• Importance of properly reserving large bodily injury (BI) claims
• Mortality of disabled people
• Sensitivity of reserve for large BI claim upon estimation of long term inflation/valorization processes
Reserving large BI claims - importance
• More than 90% of large claims consists from large BI claims
• Proportion of large BI claims on all MTPL claims measured relatively against:
• number of all claims
• amount of all claims
• Decreasing trend is only due to:
• long latency of reporting BI claims to insurer
• not the best reserving practice.
• It’s reasonable to assume that share of BI claims is aprox. 20%.
Reserving large BI claims - importance
• Due to the extreme character of large BI claims the importance of appropriate reserving is inversely proportional to the size of portfolio

 Example: proportion of large BI claims on all claims of Czech Insurers Bureau („market share“ approx. 3%)

Reserving large BI claims - mortality
• Classification of disabled people

 criteria:

• seriousness
• partial disability
• complete disability
• main cause
• illness
• injury =traffic accidents, industrial accidents,...
• Availability of corresponding mortality tables in Czech Republic
Reserving large BI claims - mortality
• Comparison of mortality of regular and disabled people

It’s reasonable to assume that „illness“ disability implies higher

mortality than “accident” disability  proper reserve is probably

Reserving large BI claims – types of damage
• No problem:
• Pain and suffering
• Loss of social status
• Problem
• Home assistance (nurse, housmaid, gardner, ...)

depends upon:

• mortality
• future development of disability
• Loss of income

depends upon:

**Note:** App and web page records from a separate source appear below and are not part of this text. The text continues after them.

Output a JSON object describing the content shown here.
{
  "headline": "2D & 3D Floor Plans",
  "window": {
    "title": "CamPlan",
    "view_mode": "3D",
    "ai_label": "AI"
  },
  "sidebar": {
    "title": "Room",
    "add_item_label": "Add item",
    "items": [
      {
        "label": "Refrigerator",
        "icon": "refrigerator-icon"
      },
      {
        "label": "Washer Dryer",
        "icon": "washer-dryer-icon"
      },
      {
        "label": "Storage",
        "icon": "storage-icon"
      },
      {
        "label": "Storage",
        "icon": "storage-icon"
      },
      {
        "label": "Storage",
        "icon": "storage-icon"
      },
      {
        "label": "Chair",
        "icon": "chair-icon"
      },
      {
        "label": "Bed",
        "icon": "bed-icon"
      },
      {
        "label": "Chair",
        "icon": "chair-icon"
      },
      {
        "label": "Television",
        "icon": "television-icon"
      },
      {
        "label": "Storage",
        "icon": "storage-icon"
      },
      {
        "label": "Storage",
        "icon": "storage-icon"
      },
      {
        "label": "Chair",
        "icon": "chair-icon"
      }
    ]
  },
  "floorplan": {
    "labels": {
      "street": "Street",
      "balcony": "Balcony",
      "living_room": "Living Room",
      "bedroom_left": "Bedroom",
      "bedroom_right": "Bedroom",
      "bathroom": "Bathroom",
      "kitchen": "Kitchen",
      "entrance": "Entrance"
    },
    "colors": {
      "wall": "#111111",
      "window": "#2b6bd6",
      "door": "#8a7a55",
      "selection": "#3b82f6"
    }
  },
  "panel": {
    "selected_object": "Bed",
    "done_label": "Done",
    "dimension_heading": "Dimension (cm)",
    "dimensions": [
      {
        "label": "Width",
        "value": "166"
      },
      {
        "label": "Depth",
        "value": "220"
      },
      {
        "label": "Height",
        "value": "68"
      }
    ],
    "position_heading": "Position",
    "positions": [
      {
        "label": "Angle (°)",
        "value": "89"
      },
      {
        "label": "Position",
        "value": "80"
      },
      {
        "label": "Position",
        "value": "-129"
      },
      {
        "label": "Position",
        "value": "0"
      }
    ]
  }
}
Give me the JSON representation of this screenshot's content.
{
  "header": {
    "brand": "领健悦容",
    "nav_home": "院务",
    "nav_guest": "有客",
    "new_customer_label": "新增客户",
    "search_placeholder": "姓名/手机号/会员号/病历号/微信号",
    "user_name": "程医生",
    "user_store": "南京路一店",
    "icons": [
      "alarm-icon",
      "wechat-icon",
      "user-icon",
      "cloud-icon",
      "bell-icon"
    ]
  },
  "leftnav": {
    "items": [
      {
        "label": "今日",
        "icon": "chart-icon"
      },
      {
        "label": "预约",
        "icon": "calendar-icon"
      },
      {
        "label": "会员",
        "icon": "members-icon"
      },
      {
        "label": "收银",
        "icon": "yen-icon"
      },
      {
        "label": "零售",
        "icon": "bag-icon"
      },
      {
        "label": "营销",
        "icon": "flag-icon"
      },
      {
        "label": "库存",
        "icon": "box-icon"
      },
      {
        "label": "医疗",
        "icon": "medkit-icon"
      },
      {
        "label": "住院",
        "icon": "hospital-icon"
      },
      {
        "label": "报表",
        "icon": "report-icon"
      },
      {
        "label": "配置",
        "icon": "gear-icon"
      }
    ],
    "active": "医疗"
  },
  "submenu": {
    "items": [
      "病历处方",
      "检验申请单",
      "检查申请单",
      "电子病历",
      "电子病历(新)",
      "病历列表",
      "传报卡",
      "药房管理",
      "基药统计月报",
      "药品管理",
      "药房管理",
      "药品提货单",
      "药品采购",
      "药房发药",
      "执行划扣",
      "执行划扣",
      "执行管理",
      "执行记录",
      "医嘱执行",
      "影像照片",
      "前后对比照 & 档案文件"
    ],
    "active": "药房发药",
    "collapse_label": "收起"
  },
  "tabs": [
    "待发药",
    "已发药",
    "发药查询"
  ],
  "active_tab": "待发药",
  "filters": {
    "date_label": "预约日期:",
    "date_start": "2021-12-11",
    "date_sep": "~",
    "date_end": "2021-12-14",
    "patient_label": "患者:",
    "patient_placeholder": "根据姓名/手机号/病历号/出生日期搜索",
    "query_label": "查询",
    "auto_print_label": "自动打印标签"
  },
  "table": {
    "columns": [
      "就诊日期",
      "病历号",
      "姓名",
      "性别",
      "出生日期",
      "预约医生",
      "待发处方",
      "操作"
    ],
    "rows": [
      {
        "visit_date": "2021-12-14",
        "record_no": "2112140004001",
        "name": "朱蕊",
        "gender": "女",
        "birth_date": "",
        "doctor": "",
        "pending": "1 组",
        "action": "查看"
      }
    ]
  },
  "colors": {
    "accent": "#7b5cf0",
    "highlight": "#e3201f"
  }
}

• mortality
• future development of disability
• structure of future income  prediction of long term inflation and valorization
Reserving large BI claims – loss of income

Loss of income in Czech Republic

= “valorized income before accident”

- “actual pension”

• “actual income (partially disabled)”

Needs:

• estimate of future valorization of incomes ... vI(t)
• estimate of future valorization of pensions ... vP(t)
• both depend upon economic and political factors
• estimate of future inflation of incomes ... ii(t)
• depends upon economic factors
Reserving large BI claims – loss of income

Notation:

• income before accident ... IB
• pension ... P
• income after accident ... IA
• vI(t), vP(t), ii(t)
• inflation ... i (used for discounting future payments)
• Small differences among vI(t), vP(t), ii(t) andi can imply dramatic changes in needed reserve

 Proportion of IB , P and IA is crucial

Assumptions:

• dependence upon mortality is not considered
• complete disability  IA=0
• vI(t), vP(t) and ii(t) are constant over time
Reserving large BI claims – loss of income

Examle 1:

• income before accident ... IB = 10 000 CZK
• pension ... P = 6 709 CZK
• initial payment of ins. company = 3 291 CZK
• vI(t)=3%
• vP(t)=2%
• i = 4%
• expected interest rate realized on assets of company is higher than both valorizations

Question:

• Will the payments of ins. company increase faster or slower than interest rate?
Reserving large BI claims – loss of income

Examle 3 (“a blessing in disguise”) – degressive pension system

Segmentation – problem of asymmetric information

During 2000-2003:

• identical rating factors used by all insurers